- [Exercise directions]:
The answer is to be all of the data below, reproduced exactly.

- [Material for the task]:
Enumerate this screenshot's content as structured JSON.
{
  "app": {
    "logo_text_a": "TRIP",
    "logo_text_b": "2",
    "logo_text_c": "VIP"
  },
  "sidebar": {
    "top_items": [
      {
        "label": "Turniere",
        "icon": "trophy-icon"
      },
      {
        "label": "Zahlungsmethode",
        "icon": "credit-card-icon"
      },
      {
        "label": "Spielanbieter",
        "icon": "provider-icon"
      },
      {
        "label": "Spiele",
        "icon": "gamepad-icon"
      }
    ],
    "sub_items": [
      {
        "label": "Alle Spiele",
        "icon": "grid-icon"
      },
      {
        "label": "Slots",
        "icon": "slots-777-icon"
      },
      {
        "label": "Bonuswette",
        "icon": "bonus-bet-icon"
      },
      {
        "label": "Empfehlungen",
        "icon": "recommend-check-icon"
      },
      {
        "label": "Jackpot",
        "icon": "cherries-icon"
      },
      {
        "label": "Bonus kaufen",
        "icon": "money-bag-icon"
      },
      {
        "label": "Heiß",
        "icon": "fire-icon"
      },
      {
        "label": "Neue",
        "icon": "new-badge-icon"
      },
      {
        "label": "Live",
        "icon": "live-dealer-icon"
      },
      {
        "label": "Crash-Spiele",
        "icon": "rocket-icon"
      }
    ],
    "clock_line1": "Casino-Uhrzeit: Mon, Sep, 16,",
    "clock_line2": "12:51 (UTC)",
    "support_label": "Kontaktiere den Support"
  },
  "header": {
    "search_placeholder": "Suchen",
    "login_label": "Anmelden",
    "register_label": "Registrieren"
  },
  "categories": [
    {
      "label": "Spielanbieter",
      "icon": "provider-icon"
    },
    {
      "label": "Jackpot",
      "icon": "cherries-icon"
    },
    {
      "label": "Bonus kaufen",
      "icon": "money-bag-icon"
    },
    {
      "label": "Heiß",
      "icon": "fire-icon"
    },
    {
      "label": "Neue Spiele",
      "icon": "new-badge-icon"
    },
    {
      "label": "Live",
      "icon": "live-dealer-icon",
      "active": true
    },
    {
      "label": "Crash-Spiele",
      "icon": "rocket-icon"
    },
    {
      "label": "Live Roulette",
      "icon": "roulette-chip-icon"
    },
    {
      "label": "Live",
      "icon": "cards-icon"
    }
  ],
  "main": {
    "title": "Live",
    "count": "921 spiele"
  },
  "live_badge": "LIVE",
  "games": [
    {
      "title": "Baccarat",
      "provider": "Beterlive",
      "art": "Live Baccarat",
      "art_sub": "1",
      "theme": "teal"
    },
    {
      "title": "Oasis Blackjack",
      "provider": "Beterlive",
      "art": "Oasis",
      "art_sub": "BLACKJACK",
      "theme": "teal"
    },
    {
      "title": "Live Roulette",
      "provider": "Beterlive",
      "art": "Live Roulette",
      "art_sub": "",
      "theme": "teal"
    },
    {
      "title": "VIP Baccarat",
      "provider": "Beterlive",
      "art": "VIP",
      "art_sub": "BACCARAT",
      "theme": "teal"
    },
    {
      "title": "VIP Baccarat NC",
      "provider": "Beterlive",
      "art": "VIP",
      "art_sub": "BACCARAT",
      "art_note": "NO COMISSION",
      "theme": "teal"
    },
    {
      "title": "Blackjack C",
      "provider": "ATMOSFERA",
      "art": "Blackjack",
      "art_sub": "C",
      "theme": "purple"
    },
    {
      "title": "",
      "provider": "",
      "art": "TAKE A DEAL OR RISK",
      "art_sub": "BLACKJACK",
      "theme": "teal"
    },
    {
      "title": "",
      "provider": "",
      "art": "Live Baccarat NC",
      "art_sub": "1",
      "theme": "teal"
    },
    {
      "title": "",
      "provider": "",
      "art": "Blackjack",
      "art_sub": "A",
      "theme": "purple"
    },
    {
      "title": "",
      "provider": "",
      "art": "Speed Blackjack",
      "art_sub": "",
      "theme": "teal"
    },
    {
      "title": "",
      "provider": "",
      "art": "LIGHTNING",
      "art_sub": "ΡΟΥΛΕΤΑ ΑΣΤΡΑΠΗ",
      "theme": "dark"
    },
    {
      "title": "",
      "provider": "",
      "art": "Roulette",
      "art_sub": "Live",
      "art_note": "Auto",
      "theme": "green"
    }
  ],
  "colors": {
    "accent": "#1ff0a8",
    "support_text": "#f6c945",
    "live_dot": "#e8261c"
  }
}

- [Written reply]:
Enumerate this screenshot's content as structured JSON.
{
  "app": {
    "logo_text_a": "TRIP",
    "logo_text_b": "2",
    "logo_text_c": "VIP"
  },
  "sidebar": {
    "top_items": [
      {
        "label": "Turniere",
        "icon": "trophy-icon"
      },
      {
        "label": "Zahlungsmethode",
        "icon": "credit-card-icon"
      },
      {
        "label": "Spielanbieter",
        "icon": "provider-icon"
      },
      {
        "label": "Spiele",
        "icon": "gamepad-icon"
      }
    ],
    "sub_items": [
      {
        "label": "Alle Spiele",
        "icon": "grid-icon"
      },
      {
        "label": "Slots",
        "icon": "slots-777-icon"
      },
      {
        "label": "Bonuswette",
        "icon": "bonus-bet-icon"
      },
      {
        "label": "Empfehlungen",
        "icon": "recommend-check-icon"
      },
      {
        "label": "Jackpot",
        "icon": "cherries-icon"
      },
      {
        "label": "Bonus kaufen",
        "icon": "money-bag-icon"
      },
      {
        "label": "Heiß",
        "icon": "fire-icon"
      },
      {
        "label": "Neue",
        "icon": "new-badge-icon"
      },
      {
        "label": "Live",
        "icon": "live-dealer-icon"
      },
      {
        "label": "Crash-Spiele",
        "icon": "rocket-icon"
      }
    ],
    "clock_line1": "Casino-Uhrzeit: Mon, Sep, 16,",
    "clock_line2": "12:51 (UTC)",
    "support_label": "Kontaktiere den Support"
  },
  "header": {
    "search_placeholder": "Suchen",
    "login_label": "Anmelden",
    "register_label": "Registrieren"
  },
  "categories": [
    {
      "label": "Spielanbieter",
      "icon": "provider-icon"
    },
    {
      "label": "Jackpot",
      "icon": "cherries-icon"
    },
    {
      "label": "Bonus kaufen",
      "icon": "money-bag-icon"
    },
    {
      "label": "Heiß",
      "icon": "fire-icon"
    },
    {
      "label": "Neue Spiele",
      "icon": "new-badge-icon"
    },
    {
      "label": "Live",
      "icon": "live-dealer-icon",
      "active": true
    },
    {
      "label": "Crash-Spiele",
      "icon": "rocket-icon"
    },
    {
      "label": "Live Roulette",
      "icon": "roulette-chip-icon"
    },
    {
      "label": "Live",
      "icon": "cards-icon"
    }
  ],
  "main": {
    "title": "Live",
    "count": "921 spiele"
  },
  "live_badge": "LIVE",
  "games": [
    {
      "title": "Baccarat",
      "provider": "Beterlive",
      "art": "Live Baccarat",
      "art_sub": "1",
      "theme": "teal"
    },
    {
      "title": "Oasis Blackjack",
      "provider": "Beterlive",
      "art": "Oasis",
      "art_sub": "BLACKJACK",
      "theme": "teal"
    },
    {
      "title": "Live Roulette",
      "provider": "Beterlive",
      "art": "Live Roulette",
      "art_sub": "",
      "theme": "teal"
    },
    {
      "title": "VIP Baccarat",
      "provider": "Beterlive",
      "art": "VIP",
      "art_sub": "BACCARAT",
      "theme": "teal"
    },
    {
      "title": "VIP Baccarat NC",
      "provider": "Beterlive",
      "art": "VIP",
      "art_sub": "BACCARAT",
      "art_note": "NO COMISSION",
      "theme": "teal"
    },
    {
      "title": "Blackjack C",
      "provider": "ATMOSFERA",
      "art": "Blackjack",
      "art_sub": "C",
      "theme": "purple"
    },
    {
      "title": "",
      "provider": "",
      "art": "TAKE A DEAL OR RISK",
      "art_sub": "BLACKJACK",
      "theme": "teal"
    },
    {
      "title": "",
      "provider": "",
      "art": "Live Baccarat NC",
      "art_sub": "1",
      "theme": "teal"
    },
    {
      "title": "",
      "provider": "",
      "art": "Blackjack",
      "art_sub": "A",
      "theme": "purple"
    },
    {
      "title": "",
      "provider": "",
      "art": "Speed Blackjack",
      "art_sub": "",
      "theme": "teal"
    },
    {
      "title": "",
      "provider": "",
      "art": "LIGHTNING",
      "art_sub": "ΡΟΥΛΕΤΑ ΑΣΤΡΑΠΗ",
      "theme": "dark"
    },
    {
      "title": "",
      "provider": "",
      "art": "Roulette",
      "art_sub": "Live",
      "art_note": "Auto",
      "theme": "green"
    }
  ],
  "colors": {
    "accent": "#1ff0a8",
    "support_text": "#f6c945",
    "live_dot": "#e8261c"
  }
}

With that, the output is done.